Milena Hodrová, in the second chapter of Looking Always, writes a letter to her daughter in which she includes a favorite Carl Sandburg poem titled “Fog:”
The fog comes
on little cat feet.
It sits looking
over harbor and city
on silent haunches
and then moves on.
Back in 2007, a fog had drifted into my brain. It was by no means moving on, but instead was obscuring any glimpse of what might come next for me as retirement from academic life loomed. What would I do?
Then, I attended a talk in which the speaker* explained her reasons for writing a memoir. There were twelve and she began to list them. One was to make sense of her past. Another was to find out who she was. Yet another, to claim her own small portion of the globe. As she spoke, I shifted in my chair, my late afternoon slouch giving way to edge-of-the-seat excitement.
I’d write a memoir. It’d be about pot.
For forty years I’d been fascinated with cannabis. I’d been the first to study its use by soldiers serving in Vietnam. I’d lobbied for decriminalization in the 1970s. Back then I’d also taught cancer patients about getting high to better tolerate chemotherapy. For a while, I was even an unpaid “dealer,” delivering baggies full of grower-donated grass to patients and nurses on oncology wards. I’d had a several year stint as a too-heavy user and then a struggle to quit. For more than twenty years I’d studied counseling approaches for cannabis dependence.

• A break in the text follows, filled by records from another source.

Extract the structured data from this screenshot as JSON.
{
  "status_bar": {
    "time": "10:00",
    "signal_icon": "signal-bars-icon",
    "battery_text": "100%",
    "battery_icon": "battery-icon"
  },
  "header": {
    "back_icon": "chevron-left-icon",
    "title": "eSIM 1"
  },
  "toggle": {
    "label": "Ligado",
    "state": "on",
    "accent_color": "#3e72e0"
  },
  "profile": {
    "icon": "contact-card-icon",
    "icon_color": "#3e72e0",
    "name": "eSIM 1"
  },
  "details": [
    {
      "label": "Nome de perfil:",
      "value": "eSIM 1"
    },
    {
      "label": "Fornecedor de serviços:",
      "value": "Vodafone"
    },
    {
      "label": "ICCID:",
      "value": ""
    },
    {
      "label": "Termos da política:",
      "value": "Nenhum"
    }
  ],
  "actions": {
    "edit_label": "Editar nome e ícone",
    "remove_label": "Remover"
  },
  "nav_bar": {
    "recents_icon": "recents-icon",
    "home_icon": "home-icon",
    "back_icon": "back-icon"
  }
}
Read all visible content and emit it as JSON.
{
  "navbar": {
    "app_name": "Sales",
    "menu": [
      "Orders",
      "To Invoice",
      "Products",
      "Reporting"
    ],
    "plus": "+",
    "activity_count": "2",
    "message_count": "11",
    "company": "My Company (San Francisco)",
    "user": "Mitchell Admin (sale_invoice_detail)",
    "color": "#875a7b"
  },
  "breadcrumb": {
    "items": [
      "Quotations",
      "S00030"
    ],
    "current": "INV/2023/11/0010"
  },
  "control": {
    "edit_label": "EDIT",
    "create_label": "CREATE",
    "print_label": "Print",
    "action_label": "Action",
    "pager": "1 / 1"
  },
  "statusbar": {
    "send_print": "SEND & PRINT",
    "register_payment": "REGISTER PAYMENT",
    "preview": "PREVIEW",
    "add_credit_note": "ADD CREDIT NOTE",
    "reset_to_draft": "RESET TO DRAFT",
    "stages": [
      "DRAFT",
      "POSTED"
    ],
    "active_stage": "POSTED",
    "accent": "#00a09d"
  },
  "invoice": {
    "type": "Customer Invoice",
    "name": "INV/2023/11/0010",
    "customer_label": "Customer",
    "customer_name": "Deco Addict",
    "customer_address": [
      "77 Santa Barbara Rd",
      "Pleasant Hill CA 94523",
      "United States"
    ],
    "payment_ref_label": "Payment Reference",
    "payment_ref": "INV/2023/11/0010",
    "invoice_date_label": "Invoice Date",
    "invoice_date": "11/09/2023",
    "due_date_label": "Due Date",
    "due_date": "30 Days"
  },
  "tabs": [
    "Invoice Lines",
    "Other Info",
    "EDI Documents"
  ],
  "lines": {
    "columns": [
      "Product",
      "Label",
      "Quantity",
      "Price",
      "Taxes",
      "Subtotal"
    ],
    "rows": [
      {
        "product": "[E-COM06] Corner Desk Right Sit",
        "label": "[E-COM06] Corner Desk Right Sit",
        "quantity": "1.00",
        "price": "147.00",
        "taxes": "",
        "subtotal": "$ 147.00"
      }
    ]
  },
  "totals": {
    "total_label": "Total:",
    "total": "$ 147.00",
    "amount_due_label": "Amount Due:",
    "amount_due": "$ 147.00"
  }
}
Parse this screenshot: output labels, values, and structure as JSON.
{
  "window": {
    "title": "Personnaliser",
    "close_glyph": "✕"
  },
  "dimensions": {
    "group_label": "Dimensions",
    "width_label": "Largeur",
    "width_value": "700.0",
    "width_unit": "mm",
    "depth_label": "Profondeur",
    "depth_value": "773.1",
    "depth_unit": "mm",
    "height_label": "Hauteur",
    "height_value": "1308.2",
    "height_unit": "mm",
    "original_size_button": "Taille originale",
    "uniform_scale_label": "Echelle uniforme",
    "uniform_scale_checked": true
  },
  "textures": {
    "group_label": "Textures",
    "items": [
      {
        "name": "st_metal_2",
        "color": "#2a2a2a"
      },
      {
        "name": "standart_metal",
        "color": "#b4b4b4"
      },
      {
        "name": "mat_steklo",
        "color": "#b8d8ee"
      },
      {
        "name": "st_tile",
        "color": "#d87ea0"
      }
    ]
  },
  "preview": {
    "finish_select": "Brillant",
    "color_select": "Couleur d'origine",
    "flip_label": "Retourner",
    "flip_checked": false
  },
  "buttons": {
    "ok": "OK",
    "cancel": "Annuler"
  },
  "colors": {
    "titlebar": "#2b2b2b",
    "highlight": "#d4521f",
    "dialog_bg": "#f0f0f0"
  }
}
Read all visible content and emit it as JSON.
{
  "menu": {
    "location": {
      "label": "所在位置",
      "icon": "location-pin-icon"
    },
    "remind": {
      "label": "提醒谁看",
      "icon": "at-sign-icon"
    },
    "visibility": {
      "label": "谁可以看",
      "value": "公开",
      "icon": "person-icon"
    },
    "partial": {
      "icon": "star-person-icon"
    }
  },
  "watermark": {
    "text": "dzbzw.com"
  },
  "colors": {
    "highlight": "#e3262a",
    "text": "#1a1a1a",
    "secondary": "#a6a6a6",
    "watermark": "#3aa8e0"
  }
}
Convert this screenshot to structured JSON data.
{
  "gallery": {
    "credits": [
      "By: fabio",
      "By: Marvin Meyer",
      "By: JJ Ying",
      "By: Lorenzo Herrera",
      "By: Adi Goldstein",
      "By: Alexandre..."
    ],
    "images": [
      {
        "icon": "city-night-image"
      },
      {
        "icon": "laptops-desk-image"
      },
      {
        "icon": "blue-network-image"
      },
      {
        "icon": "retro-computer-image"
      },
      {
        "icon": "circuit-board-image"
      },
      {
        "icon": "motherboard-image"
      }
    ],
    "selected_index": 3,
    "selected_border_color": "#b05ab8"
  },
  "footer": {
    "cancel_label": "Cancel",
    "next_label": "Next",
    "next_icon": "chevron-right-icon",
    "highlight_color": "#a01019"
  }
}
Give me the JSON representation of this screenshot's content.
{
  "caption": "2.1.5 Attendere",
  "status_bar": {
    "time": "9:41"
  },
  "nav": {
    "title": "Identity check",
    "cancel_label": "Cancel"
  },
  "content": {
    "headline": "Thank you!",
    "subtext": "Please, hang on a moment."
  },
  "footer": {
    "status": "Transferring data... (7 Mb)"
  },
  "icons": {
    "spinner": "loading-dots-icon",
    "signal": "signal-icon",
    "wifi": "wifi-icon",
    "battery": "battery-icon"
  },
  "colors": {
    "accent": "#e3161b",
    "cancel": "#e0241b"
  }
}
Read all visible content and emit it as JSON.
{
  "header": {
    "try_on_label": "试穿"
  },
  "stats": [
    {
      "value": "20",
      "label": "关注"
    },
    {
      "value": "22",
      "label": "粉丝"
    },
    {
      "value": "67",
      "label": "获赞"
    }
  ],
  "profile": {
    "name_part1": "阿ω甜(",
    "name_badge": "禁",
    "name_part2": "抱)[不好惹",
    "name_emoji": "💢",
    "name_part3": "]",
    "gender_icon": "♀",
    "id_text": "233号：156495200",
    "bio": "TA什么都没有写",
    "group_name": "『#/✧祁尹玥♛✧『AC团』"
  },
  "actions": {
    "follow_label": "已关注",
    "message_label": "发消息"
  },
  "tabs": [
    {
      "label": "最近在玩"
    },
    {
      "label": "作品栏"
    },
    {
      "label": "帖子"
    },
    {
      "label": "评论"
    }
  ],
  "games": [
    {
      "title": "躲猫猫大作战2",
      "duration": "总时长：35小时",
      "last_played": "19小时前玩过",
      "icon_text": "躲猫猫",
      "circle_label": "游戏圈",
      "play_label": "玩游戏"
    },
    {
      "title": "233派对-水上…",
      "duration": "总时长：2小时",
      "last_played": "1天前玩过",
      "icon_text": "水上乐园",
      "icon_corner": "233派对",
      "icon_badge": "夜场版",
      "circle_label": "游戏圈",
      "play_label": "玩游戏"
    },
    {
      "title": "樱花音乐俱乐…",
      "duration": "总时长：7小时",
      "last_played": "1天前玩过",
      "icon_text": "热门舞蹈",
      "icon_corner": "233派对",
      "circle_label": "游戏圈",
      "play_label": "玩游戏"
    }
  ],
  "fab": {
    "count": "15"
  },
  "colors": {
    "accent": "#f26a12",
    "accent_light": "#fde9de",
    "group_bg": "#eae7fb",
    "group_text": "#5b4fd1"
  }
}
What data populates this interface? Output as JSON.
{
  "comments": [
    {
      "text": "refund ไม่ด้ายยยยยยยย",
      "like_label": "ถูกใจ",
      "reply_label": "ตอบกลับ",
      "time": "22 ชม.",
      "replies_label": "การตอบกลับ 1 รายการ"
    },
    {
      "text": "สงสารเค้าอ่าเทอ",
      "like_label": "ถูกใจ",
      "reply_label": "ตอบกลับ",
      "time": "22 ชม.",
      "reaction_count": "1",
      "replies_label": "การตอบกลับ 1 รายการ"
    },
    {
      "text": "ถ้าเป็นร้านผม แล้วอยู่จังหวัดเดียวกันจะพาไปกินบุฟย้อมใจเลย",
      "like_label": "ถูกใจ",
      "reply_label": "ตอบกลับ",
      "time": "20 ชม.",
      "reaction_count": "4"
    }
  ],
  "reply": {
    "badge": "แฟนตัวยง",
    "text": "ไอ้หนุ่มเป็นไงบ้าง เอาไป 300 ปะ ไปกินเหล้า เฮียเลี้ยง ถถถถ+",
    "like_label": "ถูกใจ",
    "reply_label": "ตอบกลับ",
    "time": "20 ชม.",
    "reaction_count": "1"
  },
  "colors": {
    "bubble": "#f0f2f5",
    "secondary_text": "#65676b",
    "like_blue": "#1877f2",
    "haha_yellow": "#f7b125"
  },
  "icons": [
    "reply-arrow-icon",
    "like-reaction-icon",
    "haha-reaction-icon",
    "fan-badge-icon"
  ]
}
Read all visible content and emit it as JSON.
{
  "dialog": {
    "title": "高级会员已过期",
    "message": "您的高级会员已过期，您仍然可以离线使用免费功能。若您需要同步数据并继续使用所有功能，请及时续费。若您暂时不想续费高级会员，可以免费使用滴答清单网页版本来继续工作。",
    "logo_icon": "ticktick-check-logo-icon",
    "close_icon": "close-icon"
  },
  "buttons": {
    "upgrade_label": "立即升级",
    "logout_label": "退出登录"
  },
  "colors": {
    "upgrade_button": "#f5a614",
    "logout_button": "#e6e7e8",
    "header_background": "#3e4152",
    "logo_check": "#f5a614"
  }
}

In the seven years of writing the memoir, I exchanged drafts with fellow writers and shared feedback. Some were writing fiction and soon I was drawn to that genre. The characters and plot of Looking Always sprouted from a few seeds of ideas: a middle-aged man struggling with loss, an elderly Holocaust survivor living a life of vitality, and correspondence rich with wisdom.
Today, my wife and I live in Seattle with our Australian Shepherd, Jade. Cheryl’s retirement from academia led to a career as an artist and I’m at work on a new novel, this time involving time-travel.
Hats off to Sara Mansfield Taber, a superb writer and teacher of creative nonfiction. https://sarataber.wordpress.com